The Minga can be a way to introduce Latin America to Placemaking. In this way, the Minga can be a tool for leveraging our cultural traditions to build better cities from the ground up. Let’s get started!
Read the original post in the Project for Public Spaces Blog. 


Three posts have called my attention this weekend. In the first one, by New York Times columnist Louis Hyman, titled The Myth of Main Street, he calls out Main Street businesses as inefficient for their lack of access to economies of scale; Main Street advocates as nostalgic types who want to go back to a rougher time that they view as more romantic but does not, in fact, exist; and customers of expensive Main Street businesses as an elitist, gentrifying and aloof crowd. Then there was a story by Travis Andrews at the Washington Post, America is ‘over-stored’ and Payless ShoeSource is the latest victim in which he puts the blame for low occupancy and closures in an overstock of built retail square footage and the pressure from online retailers. This crisis has seen thousands of store closings, traditional brands filing for Chapter 11 and many, many jobs lost.

The silver lining comes in the last post, by Steve Mouzon in his blog The Original Green, called The New Starting Point for Retail. I very much agree with Steve. Conditions have changed. The market has shifted towards more local, small stores that are, in fact, more sustainable. The millennial generation is embracing a different kind of retail culture in which store owners don’t just sell but are critical parts of the supply chain. They know their providers, their trades and their families. They make a point of working with them to improve the quality, packaging, consistency and other aspects of their products. They tend to their businesses and know and love every aspect of them. And the design of local stores, generally, tends to be very generous with the city and its immediate context. A plant, a bench, an awning are familiar fixtures that contribute to build civic values and transform storefronts into community hubs. They are the Storefront Placemakers and they add value to streets in a way no large scale plan or standardised chain store could.
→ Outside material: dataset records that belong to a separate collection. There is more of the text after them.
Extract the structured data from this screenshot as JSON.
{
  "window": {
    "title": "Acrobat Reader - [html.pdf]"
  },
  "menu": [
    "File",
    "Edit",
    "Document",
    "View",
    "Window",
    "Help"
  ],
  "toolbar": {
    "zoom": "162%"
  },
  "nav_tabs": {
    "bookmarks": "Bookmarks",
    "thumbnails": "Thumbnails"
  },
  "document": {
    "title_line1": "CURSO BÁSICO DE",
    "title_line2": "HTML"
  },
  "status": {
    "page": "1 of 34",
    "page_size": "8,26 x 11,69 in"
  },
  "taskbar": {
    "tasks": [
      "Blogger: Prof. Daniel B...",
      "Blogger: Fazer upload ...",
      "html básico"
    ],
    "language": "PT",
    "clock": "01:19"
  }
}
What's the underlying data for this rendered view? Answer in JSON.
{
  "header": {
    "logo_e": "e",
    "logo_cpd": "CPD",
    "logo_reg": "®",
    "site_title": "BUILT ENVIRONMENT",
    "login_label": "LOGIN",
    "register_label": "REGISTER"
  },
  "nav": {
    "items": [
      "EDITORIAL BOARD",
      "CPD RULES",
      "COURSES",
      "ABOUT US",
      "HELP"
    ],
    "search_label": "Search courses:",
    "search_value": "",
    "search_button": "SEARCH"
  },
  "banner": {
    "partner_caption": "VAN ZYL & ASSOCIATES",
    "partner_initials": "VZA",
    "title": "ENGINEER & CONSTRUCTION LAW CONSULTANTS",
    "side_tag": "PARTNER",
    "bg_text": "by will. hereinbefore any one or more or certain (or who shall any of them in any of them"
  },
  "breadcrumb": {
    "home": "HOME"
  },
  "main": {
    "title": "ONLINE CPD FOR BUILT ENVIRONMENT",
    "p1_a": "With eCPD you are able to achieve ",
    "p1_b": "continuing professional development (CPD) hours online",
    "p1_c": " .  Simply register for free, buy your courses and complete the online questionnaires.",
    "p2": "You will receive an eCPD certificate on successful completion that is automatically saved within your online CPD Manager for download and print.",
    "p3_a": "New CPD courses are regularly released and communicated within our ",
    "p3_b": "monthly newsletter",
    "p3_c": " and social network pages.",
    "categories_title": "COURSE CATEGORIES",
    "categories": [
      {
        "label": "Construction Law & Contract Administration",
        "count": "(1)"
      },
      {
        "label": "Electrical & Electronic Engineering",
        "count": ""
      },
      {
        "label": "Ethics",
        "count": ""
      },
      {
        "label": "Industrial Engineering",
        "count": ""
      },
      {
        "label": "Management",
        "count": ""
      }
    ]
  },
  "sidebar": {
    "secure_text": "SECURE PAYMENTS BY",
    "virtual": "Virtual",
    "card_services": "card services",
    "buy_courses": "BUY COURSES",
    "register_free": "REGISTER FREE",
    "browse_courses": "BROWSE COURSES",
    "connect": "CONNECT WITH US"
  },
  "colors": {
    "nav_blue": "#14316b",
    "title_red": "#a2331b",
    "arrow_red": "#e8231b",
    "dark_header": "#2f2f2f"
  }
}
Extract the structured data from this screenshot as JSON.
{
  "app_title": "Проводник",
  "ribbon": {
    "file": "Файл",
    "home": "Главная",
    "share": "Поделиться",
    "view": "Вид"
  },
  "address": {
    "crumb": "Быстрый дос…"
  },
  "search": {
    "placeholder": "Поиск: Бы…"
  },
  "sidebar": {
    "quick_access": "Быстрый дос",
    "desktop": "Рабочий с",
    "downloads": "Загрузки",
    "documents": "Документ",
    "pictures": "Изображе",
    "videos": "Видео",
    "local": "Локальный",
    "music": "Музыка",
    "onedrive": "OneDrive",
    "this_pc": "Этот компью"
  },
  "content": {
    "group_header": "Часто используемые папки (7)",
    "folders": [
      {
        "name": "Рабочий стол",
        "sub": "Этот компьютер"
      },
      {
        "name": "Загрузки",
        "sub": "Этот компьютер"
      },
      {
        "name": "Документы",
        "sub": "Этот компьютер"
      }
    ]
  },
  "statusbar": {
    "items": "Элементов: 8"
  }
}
Main Street might be a bit shocked by Red Tape, high operational costs and cheap Chinese goods sold for 99 cents at the nearest chain store, but it has the bones to come back in style. The future of cities is to be decided locally. We need to look at what makes businesses stumble and fix the problems, not their consequences.

The word we should be discussing is devolution.


Not all Real Estate was created equal. Some are in great streets, some have good neighbors and others have been carefully designed with visibility, productivity and attractiveness in mind. But even those are not likely to have a 100% occupation rate. There will be times when vacancy strikes and the developer’s challenge is to maintain the charm of the site. Take this shopfront in Lincoln Road Mall in Miami Beach. They are unoccupied and looking for their next tennant but they have given it a purpose for the time when it’s not under lease. This temporary use by a cultural institution helps to retain the street’s walk appeal, sends a message of continuity in the shopfront’s activities and of constant upkeep of the commercial frontage, while allowing for a different public to be in contact with some of what the Ballet has to offer. 

Examples of this are diverse, ranging from the one pictured, of the Miami city Ballet. I have seen cultural institutions, museums, botanical gardens, art galleries, orchestras and pop-up burger restaurants. I have read about many more. Those that have a static front and those that activate it with art, music, food or flowers and create an interactive, immersive experience. 



Shopfronts are the interfaces that link the city’s commercial spaces and its public spaces. They contribute to the strength of the local economy, to the Walk Appeal and to the creation of opportunities to meet and exchange stories, wisdom, ideas and knowledge. Italian cities like Bologna have traditionally treated their streets as places and beauty has always been a high priority.